America owes a great debt to these men
Elisha Rich was ordained to preach the gospel and take the pastoral care of the Chelmsford, Massachusetts, Baptist church on October 05, 1774. He used his skills as a blacksmith, gunsmith, farmer, and bookkeeper to sustain his family. Persecution was to be expected, and he suffered “no little rough opposition. His livestock was injured and the pulpit in the meetinghouse was set to fall when he ascended it, and he was otherwise harassed; but those hearty souls persevered, and the work of God expanded. By the nineteenth century the overt opposition had all but ended, but the same determination was revealed in the lives of Baptist pastors. The population had increased, and now many of the men of God found themselves responsible for overseeing the ministries of three or four scattered congregations. They continued to support their families, but now their ministerial responsibilities were multiplied. Such a man was Christopher Columbus Metcalf, born on March 10, 1855, and ministered the Word faithfully for 52 years. C.C. Metcalf served as a circuit-riding pastor in the hills of Kentucky and had the care of four churches. He farmed during the week and on Saturday at noon he mounted his horse and rode to his first church. Most of the churches had services Saturdaynight and Sunday as well, for they had services on only one Sunday. The pastor would prepare lessons for a deacon to teach the other three Sundays. The next Saturday he would go in a different direction until each church had been visited each month. America owes a great debt to these men who invested their lives in this manner.

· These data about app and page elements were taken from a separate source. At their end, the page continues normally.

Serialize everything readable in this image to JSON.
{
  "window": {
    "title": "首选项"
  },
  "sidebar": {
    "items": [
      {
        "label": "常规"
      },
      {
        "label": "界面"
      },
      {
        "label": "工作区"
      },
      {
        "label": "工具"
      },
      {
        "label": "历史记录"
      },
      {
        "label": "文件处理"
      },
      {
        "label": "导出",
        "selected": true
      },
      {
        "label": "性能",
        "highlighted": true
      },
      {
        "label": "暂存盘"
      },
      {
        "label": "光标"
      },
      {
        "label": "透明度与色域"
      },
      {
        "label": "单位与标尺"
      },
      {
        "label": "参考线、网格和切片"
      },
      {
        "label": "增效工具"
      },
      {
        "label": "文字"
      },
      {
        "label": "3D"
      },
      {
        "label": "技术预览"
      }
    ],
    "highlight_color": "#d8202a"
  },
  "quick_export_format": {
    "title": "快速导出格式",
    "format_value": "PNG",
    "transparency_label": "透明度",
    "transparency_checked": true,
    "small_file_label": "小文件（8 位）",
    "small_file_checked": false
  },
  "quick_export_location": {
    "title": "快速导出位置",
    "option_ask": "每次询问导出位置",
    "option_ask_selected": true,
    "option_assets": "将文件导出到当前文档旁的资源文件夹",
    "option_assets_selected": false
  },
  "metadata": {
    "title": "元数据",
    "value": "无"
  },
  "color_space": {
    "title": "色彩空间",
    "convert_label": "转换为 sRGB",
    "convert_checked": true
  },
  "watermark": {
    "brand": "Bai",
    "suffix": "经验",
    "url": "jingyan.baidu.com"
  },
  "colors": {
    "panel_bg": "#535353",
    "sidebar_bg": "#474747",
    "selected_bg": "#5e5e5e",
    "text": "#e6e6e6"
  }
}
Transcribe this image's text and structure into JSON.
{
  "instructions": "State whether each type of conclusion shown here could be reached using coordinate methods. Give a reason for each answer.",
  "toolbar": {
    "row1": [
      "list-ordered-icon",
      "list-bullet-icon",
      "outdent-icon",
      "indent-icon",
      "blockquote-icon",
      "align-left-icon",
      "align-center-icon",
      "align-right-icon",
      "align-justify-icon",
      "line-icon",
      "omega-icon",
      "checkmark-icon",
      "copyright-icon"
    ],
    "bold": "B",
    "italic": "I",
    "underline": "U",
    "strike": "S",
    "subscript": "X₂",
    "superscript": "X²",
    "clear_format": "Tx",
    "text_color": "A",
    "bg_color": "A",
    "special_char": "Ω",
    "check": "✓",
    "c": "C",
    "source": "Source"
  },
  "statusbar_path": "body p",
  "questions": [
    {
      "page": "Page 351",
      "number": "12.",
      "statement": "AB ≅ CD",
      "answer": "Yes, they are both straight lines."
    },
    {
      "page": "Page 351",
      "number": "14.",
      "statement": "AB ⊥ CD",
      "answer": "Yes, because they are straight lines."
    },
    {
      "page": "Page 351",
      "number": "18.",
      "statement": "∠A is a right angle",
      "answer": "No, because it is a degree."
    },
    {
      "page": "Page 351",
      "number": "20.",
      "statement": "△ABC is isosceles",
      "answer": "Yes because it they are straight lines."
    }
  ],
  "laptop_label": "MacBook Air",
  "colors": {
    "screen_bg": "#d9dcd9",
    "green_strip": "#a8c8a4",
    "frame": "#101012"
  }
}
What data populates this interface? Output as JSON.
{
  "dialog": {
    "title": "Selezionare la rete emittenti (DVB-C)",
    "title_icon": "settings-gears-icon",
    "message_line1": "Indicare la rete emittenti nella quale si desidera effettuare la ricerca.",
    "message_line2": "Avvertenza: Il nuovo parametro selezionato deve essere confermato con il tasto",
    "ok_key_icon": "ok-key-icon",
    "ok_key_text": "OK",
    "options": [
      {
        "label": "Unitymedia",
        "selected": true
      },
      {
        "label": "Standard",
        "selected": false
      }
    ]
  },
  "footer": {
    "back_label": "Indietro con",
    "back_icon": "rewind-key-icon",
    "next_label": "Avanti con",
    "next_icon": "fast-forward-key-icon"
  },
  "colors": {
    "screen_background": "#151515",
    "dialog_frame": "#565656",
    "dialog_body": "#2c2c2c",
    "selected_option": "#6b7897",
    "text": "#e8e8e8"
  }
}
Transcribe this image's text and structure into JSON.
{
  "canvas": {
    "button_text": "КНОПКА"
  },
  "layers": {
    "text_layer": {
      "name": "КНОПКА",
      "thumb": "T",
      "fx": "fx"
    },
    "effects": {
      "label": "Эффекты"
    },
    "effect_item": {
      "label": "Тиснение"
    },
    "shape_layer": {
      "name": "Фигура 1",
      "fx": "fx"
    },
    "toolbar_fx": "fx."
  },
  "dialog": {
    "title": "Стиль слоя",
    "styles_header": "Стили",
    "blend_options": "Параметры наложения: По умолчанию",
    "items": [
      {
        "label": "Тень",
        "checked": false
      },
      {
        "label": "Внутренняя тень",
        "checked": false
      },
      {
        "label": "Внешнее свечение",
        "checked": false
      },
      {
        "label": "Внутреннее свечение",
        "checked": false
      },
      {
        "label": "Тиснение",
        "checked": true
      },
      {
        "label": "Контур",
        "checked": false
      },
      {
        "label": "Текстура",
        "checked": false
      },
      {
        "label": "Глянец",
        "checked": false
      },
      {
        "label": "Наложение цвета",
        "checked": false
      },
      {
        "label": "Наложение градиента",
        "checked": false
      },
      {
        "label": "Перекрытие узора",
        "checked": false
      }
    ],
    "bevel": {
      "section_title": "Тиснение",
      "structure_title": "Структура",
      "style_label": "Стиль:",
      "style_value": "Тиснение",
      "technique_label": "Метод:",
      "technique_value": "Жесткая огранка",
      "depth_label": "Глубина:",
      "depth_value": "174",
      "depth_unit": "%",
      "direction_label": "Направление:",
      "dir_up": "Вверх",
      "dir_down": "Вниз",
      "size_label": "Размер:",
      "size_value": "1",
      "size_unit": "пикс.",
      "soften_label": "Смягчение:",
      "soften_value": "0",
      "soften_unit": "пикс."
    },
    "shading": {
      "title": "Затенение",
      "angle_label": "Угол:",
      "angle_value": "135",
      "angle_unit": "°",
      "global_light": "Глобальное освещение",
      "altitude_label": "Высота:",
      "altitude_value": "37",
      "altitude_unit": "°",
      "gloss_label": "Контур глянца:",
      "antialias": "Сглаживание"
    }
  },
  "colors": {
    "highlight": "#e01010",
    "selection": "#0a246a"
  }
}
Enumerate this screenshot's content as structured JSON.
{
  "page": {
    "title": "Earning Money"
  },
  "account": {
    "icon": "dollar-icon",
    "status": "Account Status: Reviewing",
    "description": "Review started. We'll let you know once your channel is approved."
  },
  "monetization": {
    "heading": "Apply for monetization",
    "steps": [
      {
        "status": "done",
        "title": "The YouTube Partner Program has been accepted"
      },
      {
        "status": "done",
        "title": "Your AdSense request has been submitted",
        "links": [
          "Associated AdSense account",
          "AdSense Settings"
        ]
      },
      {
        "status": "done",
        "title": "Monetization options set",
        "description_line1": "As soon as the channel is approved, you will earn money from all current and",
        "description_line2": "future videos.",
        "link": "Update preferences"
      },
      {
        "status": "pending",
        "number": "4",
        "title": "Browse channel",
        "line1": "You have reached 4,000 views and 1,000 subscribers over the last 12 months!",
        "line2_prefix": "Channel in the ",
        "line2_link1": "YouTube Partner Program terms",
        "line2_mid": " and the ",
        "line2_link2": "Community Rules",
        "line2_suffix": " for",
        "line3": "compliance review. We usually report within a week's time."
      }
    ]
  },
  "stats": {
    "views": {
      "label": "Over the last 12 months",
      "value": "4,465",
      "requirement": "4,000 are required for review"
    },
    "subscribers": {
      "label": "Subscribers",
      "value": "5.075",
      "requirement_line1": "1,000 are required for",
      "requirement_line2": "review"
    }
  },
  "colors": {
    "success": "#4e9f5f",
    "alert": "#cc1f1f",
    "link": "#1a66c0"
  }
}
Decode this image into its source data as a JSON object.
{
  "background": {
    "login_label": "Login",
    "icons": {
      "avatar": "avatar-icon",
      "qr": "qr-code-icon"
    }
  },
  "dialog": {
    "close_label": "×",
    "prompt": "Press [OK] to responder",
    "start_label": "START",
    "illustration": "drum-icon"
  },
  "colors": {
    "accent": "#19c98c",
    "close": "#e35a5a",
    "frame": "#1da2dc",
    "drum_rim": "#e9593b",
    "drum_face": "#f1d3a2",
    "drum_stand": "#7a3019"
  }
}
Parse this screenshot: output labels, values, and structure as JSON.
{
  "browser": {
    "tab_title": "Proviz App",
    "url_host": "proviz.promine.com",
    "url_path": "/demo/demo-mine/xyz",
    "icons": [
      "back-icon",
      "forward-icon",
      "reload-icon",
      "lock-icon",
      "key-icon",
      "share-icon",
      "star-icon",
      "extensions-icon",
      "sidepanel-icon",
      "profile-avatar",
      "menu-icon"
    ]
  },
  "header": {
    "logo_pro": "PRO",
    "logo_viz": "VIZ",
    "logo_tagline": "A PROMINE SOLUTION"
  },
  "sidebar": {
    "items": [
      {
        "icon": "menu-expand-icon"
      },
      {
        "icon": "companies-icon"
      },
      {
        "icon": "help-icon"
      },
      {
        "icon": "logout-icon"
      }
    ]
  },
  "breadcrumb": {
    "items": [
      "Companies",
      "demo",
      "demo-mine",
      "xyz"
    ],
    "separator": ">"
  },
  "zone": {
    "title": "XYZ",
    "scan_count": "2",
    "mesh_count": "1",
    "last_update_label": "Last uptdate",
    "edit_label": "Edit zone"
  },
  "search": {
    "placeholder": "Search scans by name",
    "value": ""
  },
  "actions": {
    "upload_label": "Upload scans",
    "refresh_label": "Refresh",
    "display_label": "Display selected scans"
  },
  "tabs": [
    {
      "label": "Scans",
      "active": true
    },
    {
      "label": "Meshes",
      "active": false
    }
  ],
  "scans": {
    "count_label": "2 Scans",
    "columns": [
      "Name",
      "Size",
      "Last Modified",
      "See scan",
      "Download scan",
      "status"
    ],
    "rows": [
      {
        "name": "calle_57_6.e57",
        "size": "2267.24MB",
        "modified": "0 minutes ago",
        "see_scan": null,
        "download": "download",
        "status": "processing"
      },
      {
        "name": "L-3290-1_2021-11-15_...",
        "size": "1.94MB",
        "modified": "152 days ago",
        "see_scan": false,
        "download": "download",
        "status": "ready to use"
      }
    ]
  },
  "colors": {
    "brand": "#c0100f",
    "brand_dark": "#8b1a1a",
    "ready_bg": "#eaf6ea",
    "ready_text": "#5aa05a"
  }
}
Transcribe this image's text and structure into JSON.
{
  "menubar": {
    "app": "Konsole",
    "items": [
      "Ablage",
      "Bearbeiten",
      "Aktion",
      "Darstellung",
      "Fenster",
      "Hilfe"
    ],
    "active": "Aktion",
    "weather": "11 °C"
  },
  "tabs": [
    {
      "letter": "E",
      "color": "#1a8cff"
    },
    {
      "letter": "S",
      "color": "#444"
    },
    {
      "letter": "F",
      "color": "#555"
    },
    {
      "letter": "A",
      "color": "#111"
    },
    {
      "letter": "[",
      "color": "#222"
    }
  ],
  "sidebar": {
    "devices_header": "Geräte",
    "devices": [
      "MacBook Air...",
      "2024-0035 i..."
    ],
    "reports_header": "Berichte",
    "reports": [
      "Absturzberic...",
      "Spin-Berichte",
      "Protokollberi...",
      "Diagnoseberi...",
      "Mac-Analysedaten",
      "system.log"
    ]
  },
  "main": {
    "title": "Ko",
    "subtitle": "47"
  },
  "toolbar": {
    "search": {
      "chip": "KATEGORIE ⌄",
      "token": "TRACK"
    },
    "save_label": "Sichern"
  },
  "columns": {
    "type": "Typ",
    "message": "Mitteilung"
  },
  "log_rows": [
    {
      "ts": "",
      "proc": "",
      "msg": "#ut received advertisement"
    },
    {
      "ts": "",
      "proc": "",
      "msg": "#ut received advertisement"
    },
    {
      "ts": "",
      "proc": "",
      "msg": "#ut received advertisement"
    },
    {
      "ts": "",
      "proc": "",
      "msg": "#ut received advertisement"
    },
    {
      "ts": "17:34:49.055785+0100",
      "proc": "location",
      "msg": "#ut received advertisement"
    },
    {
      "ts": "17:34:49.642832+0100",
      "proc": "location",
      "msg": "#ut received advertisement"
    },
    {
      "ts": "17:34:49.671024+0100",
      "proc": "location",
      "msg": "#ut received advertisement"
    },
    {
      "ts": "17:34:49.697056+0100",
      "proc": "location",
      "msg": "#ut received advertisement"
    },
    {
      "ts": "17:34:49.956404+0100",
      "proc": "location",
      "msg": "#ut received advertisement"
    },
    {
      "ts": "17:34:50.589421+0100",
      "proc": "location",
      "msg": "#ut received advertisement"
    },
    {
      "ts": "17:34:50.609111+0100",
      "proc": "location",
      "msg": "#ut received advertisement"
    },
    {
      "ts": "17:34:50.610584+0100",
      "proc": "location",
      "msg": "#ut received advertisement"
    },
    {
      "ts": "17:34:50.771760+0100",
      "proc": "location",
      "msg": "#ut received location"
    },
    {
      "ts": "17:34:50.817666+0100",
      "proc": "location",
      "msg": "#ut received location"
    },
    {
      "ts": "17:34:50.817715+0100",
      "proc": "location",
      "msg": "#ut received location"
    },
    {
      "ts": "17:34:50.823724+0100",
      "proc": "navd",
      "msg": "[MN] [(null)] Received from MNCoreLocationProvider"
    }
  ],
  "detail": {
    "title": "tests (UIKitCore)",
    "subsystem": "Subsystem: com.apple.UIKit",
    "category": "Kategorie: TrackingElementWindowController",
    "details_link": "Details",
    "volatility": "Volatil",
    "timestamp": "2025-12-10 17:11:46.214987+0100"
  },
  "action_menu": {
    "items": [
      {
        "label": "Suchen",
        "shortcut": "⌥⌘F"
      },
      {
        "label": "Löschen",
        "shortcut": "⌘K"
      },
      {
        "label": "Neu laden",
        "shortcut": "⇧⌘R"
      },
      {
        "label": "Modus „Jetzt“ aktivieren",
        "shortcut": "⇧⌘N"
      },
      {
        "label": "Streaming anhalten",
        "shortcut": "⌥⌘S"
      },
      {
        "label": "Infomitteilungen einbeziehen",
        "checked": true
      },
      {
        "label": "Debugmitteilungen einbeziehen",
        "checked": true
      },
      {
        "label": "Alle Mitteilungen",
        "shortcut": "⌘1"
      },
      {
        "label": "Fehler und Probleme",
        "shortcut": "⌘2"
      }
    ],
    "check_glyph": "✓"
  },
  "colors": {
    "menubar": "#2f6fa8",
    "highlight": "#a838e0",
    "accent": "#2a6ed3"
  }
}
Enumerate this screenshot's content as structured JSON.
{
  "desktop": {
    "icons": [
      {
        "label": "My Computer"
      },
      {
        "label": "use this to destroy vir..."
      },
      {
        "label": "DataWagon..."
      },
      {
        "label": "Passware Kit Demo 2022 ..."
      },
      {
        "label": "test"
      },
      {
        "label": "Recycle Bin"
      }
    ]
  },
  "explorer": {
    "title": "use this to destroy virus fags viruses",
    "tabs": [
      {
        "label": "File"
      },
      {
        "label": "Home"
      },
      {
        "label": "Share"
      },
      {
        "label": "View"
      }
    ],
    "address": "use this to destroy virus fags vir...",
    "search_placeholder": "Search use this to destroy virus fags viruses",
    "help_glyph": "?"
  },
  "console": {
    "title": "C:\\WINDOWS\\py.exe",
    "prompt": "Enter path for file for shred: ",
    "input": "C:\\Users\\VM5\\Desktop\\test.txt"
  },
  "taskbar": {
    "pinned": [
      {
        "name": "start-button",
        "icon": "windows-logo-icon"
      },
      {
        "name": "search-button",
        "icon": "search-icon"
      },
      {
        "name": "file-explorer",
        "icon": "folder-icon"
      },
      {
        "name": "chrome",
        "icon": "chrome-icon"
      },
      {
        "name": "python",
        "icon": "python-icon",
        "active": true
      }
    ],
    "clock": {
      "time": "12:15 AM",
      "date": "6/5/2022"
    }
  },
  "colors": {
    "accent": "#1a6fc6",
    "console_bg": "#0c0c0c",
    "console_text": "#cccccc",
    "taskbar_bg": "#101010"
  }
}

Dr. Greg J. Dixon: From: This Day in Baptist History Vol. I: Cummins/Thompson, pp. 413-14.